“I want to thank all of you for your efforts and dedication to Human Rights and Human Kindness, in the past year I have experienced such emotion, joy, sadness and never ending faith.” -Troy Davis, 1968-2011.

Reflecting on our loss and reclaiming our rights- new report and video on racial profiling post 9/11

From the Rights Working Group-

Last week, the Rights Working Group released a new report, Reclaiming Our Rights: Reflections on Racial Profiling in a Post-9/11 America at a press conference. The report offers a variety of perspectives on the expansion of racial profiling in the aftermath of the 9/11 attacks and how the federal government’s increased powers of surveillance, detention and access to private information impacted people of Arab, Muslim, Middle Eastern, and South Asian descent along with migrants and people thought to be migrants.  The report also discusses how the issue of racial profiling – a longtime problem in black, Native American and Latino communities – became more widespread and far-reaching after 9/11 and how the broad congressional support for passing the End Racial Profiling Act (ERPA) in the summer of 2001 diminished. The report makes recommendations to the Obama Administration, the Department of Justice, Department of Homeland Security, and Congress – among them is passage of ERPA – that would seek to not only prohibit racial profiling but provide greater oversight of law enforcement with regard to civil rights protections. [Read Report Here]

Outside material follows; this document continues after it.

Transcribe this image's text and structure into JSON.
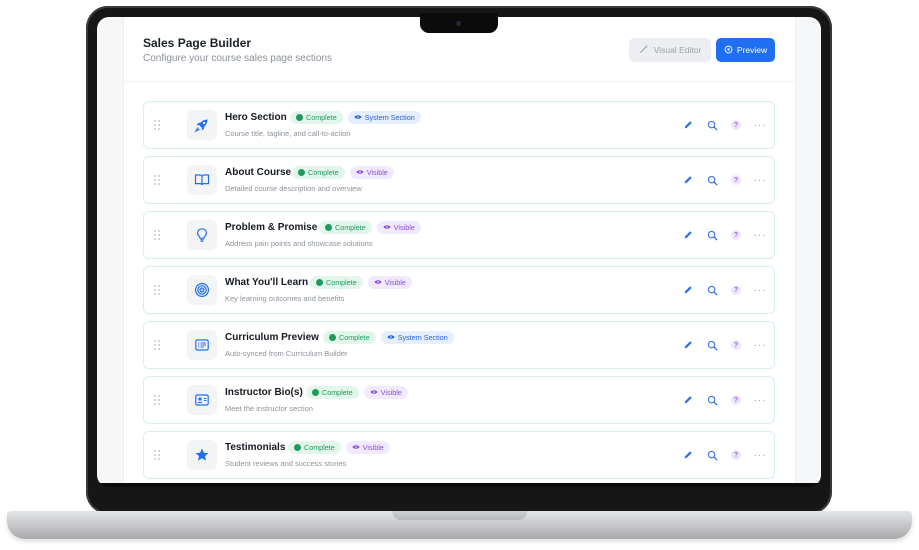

As a complimentary multimedia piece to the report, Breakthrough and Rights Working Group released Checkpoint Nation?  Building Community Across Borders last week. Filmed in Arizona, the documentary is about racial profiling, multiracial solidarity, and immigration enforcement at the border.

Early one morning, Maria—then nine months pregnant—and her family were stopped by the police for no discernible reason. A special breakfast outing became a nightmare—and at one of the most intimate moments of her life, Maria found a team of immigration agents—not her husband—by her side.

Maria’s chilling story is the centerpiece of “Checkpoint Nation?” a documentary that depicts the reality of post-9/11 racial profiling — as mandated by laws such as SB 1070 in Arizona, which are now being imitated and implemented nationwide — along with the new and strengthening alliances of diverse groups committed to racial justice.

Set in the U.S./Mexico border area near Tucson, Arizona, a region that sees more and more migrant deaths every year, the video explores the idea that the way to move forward is to find connections and build coalitions among between diverse groups of allies — including Muslim-, South Asian-, African-, and Latino-Americans; civil rights lawyers and media activists — that have identified with each other’s histories and united in the common goals of justice, equality, and respect for all.

Ten years after 9/11, there is an urgent need to pass federal legislation to ban all forms of racial profiling, and to end programs and policies that result in racial profiling.  If you haven’t already, sign the petition to tell President Obama that it is time to end racial profiling.  [Sign the Petition Here]

Here’s what you can do to join the chorus calling for an end to racial profiling: